##### STUDY MATERIAL

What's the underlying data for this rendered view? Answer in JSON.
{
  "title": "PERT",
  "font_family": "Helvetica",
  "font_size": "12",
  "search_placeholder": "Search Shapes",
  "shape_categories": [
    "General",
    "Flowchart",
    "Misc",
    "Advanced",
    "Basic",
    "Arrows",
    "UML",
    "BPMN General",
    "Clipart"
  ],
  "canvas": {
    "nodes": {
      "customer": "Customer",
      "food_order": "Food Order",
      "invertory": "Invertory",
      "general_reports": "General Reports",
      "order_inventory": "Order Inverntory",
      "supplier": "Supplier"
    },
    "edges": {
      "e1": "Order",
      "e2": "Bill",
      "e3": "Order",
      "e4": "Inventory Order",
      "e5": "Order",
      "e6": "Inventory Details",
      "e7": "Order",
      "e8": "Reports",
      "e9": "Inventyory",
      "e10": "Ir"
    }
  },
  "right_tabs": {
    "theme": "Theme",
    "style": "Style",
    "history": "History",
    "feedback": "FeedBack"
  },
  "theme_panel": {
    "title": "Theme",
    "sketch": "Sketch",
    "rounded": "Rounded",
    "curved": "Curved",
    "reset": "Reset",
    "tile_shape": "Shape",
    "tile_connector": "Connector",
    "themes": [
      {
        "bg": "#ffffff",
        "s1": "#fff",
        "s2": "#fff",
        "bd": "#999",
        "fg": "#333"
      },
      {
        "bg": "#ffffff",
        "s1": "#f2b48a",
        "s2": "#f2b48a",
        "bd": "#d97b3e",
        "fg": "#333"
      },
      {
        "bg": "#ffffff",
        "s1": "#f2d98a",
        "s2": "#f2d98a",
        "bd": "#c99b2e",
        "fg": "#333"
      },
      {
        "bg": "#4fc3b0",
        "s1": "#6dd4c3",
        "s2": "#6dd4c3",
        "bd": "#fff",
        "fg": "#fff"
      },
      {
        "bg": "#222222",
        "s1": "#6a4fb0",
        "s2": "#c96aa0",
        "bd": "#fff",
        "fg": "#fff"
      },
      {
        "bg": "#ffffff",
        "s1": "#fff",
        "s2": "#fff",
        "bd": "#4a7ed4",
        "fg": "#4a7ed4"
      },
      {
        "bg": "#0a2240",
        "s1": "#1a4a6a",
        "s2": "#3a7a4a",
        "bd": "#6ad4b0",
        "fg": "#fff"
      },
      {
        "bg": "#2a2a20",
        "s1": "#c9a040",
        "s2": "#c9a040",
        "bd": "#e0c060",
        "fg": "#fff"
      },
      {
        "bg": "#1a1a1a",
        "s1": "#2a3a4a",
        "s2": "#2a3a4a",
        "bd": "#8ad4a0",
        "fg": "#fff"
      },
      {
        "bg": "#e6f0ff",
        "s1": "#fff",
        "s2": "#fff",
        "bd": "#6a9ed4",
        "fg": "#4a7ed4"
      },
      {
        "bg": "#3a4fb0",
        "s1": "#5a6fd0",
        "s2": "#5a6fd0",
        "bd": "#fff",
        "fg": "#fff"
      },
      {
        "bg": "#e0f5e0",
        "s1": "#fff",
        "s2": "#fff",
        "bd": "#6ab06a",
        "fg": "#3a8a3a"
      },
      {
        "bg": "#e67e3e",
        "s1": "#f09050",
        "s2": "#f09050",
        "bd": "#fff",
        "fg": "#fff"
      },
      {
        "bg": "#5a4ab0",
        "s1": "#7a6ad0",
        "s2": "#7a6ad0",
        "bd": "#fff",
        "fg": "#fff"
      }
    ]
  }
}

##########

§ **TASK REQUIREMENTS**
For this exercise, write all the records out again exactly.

§ **WRITTEN SOLUTION**
What's the underlying data for this rendered view? Answer in JSON.
{
  "title": "PERT",
  "font_family": "Helvetica",
  "font_size": "12",
  "search_placeholder": "Search Shapes",
  "shape_categories": [
    "General",
    "Flowchart",
    "Misc",
    "Advanced",
    "Basic",
    "Arrows",
    "UML",
    "BPMN General",
    "Clipart"
  ],
  "canvas": {
    "nodes": {
      "customer": "Customer",
      "food_order": "Food Order",
      "invertory": "Invertory",
      "general_reports": "General Reports",
      "order_inventory": "Order Inverntory",
      "supplier": "Supplier"
    },
    "edges": {
      "e1": "Order",
      "e2": "Bill",
      "e3": "Order",
      "e4": "Inventory Order",
      "e5": "Order",
      "e6": "Inventory Details",
      "e7": "Order",
      "e8": "Reports",
      "e9": "Inventyory",
      "e10": "Ir"
    }
  },
  "right_tabs": {
    "theme": "Theme",
    "style": "Style",
    "history": "History",
    "feedback": "FeedBack"
  },
  "theme_panel": {
    "title": "Theme",
    "sketch": "Sketch",
    "rounded": "Rounded",
    "curved": "Curved",
    "reset": "Reset",
    "tile_shape": "Shape",
    "tile_connector": "Connector",
    "themes": [
      {
        "bg": "#ffffff",
        "s1": "#fff",
        "s2": "#fff",
        "bd": "#999",
        "fg": "#333"
      },
      {
        "bg": "#ffffff",
        "s1": "#f2b48a",
        "s2": "#f2b48a",
        "bd": "#d97b3e",
        "fg": "#333"
      },
      {
        "bg": "#ffffff",
        "s1": "#f2d98a",
        "s2": "#f2d98a",
        "bd": "#c99b2e",
        "fg": "#333"
      },
      {
        "bg": "#4fc3b0",
        "s1": "#6dd4c3",
        "s2": "#6dd4c3",
        "bd": "#fff",
        "fg": "#fff"
      },
      {
        "bg": "#222222",
        "s1": "#6a4fb0",
        "s2": "#c96aa0",
        "bd": "#fff",
        "fg": "#fff"
      },
      {
        "bg": "#ffffff",
        "s1": "#fff",
        "s2": "#fff",
        "bd": "#4a7ed4",
        "fg": "#4a7ed4"
      },
      {
        "bg": "#0a2240",
        "s1": "#1a4a6a",
        "s2": "#3a7a4a",
        "bd": "#6ad4b0",
        "fg": "#fff"
      },
      {
        "bg": "#2a2a20",
        "s1": "#c9a040",
        "s2": "#c9a040",
        "bd": "#e0c060",
        "fg": "#fff"
      },
      {
        "bg": "#1a1a1a",
        "s1": "#2a3a4a",
        "s2": "#2a3a4a",
        "bd": "#8ad4a0",
        "fg": "#fff"
      },
      {
        "bg": "#e6f0ff",
        "s1": "#fff",
        "s2": "#fff",
        "bd": "#6a9ed4",
        "fg": "#4a7ed4"
      },
      {
        "bg": "#3a4fb0",
        "s1": "#5a6fd0",
        "s2": "#5a6fd0",
        "bd": "#fff",
        "fg": "#fff"
      },
      {
        "bg": "#e0f5e0",
        "s1": "#fff",
        "s2": "#fff",
        "bd": "#6ab06a",
        "fg": "#3a8a3a"
      },
      {
        "bg": "#e67e3e",
        "s1": "#f09050",
        "s2": "#f09050",
        "bd": "#fff",
        "fg": "#fff"
      },
      {
        "bg": "#5a4ab0",
        "s1": "#7a6ad0",
        "s2": "#7a6ad0",
        "bd": "#fff",
        "fg": "#fff"
      }
    ]
  }
}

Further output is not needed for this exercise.